Structuring the Chief Information Security Officer Organization
October 2015 • Technical Note
Julia H. Allen, Gregory Crabb (U.S. Postal Inspection Service), Pamela D. Curtis, Brendan Fitzpatrick, Nader Mehravari, David Tobar
The authors describe how they defined a CISO team structure and functions for a national organization using sources such as CISOs, policies, and lessons learned from cybersecurity incidents.
Software Engineering Institute
DOI (Digital Object Identifier):10.1184/R1/6584423.v1
Chief Information Security Officers (CISOs) are increasingly finding that the tried-and-true, traditional information security strategies and functions are no longer adequate when dealing with today’s increasingly expanding and dynamic cyber risk environment. Many opinions and publications express a wide range of functions that a CISO organization should be responsible for governing, managing, and performing. How does a CISO make sense of these functions and select the ones that are most applicable for their business mission, vision, and objectives?
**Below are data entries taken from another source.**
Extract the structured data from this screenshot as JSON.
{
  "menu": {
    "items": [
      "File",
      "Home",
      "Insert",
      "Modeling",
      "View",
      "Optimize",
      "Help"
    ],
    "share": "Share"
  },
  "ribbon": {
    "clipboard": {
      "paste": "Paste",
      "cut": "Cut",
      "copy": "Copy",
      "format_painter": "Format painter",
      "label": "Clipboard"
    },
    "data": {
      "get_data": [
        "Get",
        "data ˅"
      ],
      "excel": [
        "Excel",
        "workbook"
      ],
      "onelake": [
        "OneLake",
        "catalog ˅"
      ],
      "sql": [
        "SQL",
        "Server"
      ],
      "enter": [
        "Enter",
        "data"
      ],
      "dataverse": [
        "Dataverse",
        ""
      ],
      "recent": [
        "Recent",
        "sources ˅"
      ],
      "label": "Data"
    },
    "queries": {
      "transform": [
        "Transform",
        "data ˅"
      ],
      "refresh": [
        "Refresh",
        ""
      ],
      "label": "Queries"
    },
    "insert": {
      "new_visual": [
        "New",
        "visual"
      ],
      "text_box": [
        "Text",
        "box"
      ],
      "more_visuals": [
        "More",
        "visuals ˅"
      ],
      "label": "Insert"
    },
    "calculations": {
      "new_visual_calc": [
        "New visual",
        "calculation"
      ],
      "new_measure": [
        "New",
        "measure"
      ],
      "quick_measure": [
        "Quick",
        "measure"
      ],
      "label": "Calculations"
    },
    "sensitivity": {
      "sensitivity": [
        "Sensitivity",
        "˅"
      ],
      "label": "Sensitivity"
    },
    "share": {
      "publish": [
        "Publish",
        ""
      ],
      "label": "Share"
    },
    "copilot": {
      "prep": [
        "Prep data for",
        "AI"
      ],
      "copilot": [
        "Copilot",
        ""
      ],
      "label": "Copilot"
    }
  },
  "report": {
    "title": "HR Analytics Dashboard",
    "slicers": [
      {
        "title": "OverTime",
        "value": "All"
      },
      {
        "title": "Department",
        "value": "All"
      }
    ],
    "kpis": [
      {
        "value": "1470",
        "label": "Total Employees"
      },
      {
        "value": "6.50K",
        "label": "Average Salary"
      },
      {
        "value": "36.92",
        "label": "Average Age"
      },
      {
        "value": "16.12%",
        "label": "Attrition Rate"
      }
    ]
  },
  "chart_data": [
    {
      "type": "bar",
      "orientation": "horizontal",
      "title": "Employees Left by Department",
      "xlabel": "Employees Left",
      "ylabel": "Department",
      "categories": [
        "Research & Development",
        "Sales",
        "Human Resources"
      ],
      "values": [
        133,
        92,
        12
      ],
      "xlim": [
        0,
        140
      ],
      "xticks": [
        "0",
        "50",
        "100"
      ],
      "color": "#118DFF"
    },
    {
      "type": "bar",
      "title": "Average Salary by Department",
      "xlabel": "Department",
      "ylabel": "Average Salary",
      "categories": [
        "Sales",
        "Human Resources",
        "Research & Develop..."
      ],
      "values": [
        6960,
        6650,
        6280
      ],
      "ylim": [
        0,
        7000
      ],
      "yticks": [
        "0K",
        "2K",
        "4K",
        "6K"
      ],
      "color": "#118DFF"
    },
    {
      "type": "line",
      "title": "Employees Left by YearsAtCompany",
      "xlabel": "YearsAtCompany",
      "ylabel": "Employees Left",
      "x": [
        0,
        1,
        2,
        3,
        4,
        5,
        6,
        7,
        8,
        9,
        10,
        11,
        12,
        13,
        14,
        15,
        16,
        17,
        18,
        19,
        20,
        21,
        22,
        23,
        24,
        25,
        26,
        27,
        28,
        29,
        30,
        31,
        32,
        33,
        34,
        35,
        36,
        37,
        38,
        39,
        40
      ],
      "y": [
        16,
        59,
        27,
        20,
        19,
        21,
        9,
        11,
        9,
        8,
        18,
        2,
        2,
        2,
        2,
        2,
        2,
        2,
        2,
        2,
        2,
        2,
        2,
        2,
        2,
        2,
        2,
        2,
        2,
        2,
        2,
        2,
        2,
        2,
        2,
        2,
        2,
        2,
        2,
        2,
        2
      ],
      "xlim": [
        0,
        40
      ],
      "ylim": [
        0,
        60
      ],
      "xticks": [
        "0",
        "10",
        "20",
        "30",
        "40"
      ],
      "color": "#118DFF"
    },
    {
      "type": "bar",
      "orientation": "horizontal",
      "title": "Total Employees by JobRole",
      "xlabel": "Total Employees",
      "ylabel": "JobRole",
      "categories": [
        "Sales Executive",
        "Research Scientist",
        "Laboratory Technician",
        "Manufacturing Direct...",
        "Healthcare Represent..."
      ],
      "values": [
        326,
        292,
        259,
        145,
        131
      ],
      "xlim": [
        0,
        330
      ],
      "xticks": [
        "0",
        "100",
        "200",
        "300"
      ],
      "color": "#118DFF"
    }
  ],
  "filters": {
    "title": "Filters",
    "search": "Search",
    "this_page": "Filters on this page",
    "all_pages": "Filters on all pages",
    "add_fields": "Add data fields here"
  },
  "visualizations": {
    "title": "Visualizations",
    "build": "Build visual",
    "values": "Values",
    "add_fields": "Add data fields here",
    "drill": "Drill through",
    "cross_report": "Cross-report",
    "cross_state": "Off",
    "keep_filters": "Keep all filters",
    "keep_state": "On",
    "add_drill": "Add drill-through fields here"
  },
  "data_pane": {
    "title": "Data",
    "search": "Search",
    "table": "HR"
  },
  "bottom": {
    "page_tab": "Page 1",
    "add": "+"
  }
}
This report describes how the authors defined a CISO team structure and functions for a large, diverse U.S. national organization using input from CISOs, policies, frameworks, maturity models, standards, codes of practice, and lessons learned from major cybersecurity incidents.